[Source records]
== Segment start ==

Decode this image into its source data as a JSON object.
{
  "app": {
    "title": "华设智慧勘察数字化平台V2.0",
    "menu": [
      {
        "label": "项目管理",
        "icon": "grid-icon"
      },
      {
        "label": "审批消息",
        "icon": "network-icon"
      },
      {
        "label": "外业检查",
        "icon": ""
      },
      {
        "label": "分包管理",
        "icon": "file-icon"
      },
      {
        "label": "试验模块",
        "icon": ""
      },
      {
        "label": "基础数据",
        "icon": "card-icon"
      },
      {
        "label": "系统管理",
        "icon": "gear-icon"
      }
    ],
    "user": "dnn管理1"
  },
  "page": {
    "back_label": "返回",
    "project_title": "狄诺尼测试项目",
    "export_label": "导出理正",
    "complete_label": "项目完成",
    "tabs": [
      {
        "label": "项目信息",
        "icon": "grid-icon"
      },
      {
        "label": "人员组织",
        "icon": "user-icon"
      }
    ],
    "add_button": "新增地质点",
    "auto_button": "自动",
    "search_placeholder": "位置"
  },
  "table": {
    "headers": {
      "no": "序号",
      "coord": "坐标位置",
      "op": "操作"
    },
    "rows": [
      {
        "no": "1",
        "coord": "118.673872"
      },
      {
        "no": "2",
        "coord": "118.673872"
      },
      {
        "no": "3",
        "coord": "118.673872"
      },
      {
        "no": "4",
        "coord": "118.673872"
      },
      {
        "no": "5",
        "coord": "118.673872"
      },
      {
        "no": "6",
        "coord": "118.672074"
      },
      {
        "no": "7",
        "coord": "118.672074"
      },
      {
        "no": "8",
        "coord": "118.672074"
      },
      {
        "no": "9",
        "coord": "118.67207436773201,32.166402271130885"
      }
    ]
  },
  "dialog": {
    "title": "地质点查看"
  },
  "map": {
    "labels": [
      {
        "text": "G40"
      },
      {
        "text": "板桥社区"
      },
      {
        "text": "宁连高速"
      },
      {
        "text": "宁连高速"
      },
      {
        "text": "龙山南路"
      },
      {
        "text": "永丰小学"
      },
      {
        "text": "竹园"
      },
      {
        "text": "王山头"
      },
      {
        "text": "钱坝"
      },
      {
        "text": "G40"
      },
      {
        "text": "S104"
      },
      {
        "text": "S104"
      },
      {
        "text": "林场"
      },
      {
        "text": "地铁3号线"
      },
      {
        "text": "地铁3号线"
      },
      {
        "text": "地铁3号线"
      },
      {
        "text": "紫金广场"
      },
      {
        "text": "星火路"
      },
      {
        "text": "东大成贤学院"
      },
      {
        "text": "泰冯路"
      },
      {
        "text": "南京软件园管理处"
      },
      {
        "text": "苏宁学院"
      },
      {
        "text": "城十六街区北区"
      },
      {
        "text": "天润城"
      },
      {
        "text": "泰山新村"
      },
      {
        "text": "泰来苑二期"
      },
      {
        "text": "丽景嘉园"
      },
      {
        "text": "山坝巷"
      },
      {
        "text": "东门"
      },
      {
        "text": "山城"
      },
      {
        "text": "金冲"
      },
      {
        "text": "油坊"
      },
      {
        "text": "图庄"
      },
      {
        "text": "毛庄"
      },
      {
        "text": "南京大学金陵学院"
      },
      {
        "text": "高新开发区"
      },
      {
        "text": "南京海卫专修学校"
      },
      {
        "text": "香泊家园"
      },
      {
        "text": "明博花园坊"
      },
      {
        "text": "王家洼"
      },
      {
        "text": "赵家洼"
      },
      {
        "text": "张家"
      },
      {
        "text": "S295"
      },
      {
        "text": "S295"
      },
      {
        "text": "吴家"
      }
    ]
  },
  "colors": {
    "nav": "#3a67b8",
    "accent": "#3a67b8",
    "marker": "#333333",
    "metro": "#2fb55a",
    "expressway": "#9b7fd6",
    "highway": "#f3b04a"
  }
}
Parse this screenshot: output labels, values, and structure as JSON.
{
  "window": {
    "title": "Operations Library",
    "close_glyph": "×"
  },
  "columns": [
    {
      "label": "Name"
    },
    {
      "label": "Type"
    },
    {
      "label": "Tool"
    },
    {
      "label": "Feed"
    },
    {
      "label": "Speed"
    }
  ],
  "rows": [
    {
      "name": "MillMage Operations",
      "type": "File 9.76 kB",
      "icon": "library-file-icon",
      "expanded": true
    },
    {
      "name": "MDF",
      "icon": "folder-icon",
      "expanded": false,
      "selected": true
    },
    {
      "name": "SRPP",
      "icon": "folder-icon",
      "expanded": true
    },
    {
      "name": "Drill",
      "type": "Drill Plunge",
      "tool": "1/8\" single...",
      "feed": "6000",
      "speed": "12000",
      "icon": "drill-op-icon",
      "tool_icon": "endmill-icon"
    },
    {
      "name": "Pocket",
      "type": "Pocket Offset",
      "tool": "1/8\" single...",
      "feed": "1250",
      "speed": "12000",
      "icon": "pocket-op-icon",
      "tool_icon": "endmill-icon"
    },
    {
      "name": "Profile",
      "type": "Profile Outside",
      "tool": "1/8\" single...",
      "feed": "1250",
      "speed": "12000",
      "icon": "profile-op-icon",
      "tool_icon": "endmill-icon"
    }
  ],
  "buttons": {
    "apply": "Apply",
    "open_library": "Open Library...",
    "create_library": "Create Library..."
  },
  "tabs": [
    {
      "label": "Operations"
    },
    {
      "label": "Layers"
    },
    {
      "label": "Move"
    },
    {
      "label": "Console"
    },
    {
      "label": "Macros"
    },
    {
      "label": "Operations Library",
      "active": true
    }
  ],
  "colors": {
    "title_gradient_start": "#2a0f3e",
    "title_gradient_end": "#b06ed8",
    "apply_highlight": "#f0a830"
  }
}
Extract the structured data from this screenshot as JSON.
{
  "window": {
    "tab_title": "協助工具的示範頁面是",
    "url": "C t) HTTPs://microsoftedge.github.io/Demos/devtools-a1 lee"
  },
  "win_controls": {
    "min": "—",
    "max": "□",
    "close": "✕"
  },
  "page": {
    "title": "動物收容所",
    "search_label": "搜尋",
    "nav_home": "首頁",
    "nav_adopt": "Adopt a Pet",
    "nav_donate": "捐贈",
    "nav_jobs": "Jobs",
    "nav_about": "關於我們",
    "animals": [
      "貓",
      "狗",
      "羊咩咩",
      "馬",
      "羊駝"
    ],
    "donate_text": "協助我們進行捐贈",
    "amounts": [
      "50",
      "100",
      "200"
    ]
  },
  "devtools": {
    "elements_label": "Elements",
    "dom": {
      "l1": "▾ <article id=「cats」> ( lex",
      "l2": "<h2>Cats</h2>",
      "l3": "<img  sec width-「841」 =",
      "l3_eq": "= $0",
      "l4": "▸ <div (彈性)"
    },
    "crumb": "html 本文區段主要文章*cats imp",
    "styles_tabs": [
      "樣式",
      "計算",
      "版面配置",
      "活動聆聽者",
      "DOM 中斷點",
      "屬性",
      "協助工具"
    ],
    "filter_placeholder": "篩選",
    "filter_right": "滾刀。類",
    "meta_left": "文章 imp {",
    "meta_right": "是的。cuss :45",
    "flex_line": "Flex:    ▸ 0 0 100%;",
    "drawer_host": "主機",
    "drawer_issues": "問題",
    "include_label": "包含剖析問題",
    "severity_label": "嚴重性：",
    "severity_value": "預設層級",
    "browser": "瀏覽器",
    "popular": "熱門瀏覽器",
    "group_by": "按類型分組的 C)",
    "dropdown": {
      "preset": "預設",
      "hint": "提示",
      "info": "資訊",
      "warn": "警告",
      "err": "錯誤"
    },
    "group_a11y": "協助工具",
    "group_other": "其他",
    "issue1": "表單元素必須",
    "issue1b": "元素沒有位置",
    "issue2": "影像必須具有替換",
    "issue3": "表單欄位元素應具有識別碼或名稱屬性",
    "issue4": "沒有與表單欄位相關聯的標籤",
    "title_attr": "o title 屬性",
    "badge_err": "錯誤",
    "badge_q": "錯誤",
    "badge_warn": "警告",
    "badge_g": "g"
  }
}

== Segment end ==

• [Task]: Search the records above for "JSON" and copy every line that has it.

• [Answer to this problem]:
Decode this image into its source data as a JSON object.
Parse this screenshot: output labels, values, and structure as JSON.
Extract the structured data from this screenshot as JSON.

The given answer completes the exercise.